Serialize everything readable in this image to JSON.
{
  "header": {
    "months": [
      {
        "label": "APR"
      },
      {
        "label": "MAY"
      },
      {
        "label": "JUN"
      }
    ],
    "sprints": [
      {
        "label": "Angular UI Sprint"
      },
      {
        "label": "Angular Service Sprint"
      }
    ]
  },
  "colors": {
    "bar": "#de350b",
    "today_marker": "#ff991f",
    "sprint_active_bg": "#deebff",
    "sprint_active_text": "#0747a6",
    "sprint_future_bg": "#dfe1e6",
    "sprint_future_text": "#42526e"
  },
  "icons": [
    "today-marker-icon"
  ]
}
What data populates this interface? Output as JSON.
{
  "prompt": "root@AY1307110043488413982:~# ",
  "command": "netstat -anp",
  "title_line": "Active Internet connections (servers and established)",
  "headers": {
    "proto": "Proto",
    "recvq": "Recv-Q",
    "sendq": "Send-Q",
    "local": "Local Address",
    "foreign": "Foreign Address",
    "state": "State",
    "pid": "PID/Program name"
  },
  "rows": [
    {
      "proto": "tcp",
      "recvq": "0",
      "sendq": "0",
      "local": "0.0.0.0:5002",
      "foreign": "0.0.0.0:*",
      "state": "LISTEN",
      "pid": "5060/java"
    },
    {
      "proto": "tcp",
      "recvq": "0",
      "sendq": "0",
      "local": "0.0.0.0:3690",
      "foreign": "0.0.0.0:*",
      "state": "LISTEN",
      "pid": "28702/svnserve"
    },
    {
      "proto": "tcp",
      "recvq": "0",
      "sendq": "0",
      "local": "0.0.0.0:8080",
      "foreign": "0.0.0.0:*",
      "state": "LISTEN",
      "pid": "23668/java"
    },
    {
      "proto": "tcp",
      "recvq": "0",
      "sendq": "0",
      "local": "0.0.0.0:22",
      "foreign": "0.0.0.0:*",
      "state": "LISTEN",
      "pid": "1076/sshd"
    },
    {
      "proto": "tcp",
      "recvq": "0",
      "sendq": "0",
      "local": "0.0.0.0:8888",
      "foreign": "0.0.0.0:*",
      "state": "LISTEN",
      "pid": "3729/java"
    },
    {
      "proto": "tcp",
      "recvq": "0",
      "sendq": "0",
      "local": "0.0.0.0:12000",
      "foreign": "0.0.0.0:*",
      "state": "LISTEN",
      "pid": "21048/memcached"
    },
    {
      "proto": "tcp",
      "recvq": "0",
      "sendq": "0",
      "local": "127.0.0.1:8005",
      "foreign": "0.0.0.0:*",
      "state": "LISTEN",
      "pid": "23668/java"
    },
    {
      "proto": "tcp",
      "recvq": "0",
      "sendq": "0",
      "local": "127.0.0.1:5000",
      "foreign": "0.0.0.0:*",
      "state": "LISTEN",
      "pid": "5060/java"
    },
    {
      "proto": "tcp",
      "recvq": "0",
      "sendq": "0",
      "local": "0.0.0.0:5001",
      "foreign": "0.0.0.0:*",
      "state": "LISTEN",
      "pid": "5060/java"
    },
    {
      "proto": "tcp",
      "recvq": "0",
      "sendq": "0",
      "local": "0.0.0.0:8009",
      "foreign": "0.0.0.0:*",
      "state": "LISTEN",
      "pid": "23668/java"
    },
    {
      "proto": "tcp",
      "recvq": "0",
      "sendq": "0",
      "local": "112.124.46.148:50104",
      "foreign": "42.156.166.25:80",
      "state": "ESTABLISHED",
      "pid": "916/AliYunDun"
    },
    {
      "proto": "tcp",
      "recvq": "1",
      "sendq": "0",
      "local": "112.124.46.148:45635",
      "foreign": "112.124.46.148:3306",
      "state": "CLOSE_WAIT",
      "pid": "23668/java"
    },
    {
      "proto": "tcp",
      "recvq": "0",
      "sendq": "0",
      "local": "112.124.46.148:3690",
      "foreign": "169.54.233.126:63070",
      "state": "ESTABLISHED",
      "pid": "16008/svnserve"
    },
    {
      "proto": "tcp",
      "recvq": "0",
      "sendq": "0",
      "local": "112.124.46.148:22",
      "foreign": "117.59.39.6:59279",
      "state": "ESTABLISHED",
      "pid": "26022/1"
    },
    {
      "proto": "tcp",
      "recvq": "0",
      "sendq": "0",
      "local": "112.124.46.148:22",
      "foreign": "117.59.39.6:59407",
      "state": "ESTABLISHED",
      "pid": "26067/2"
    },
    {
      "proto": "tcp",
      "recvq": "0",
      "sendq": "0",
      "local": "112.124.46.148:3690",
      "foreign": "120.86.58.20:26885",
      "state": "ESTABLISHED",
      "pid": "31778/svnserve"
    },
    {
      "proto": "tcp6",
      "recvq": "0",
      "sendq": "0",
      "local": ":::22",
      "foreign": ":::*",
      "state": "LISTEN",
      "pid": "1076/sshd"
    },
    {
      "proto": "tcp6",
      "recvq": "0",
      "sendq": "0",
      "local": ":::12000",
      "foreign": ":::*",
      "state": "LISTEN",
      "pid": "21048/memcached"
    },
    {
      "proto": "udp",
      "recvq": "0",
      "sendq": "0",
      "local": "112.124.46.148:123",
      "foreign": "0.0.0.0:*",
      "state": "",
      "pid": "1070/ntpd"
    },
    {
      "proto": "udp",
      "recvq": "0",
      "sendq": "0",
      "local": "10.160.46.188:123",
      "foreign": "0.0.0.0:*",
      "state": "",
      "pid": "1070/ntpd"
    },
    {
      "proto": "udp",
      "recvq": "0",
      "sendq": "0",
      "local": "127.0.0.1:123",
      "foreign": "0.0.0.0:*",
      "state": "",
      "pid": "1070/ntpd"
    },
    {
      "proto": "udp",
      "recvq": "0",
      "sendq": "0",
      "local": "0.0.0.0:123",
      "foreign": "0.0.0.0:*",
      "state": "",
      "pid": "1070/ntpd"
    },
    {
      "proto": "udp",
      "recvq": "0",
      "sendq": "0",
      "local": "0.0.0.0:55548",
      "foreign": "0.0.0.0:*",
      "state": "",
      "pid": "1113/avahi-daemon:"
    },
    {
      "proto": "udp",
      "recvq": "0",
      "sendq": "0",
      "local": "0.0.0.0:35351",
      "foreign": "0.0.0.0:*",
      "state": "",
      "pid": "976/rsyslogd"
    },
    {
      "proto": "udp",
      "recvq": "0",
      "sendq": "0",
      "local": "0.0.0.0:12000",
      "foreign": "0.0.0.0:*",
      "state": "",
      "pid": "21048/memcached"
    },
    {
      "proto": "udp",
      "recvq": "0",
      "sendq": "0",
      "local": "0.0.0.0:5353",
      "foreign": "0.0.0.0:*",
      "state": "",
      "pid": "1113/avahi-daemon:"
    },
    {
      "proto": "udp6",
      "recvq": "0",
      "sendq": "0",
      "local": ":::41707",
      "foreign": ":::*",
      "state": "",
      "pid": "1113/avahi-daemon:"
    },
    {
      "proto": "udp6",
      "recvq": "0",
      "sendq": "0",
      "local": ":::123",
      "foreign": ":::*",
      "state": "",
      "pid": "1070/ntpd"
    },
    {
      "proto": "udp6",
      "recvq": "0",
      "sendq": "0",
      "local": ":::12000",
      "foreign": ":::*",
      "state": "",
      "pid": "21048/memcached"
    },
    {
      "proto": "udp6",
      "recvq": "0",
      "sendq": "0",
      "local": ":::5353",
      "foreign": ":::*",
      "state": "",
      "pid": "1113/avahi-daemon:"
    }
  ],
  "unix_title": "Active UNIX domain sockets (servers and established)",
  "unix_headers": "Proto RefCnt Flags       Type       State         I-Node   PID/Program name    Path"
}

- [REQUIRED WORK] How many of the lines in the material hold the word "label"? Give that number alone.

- [SOLUTION TO THIS PROBLEM] 5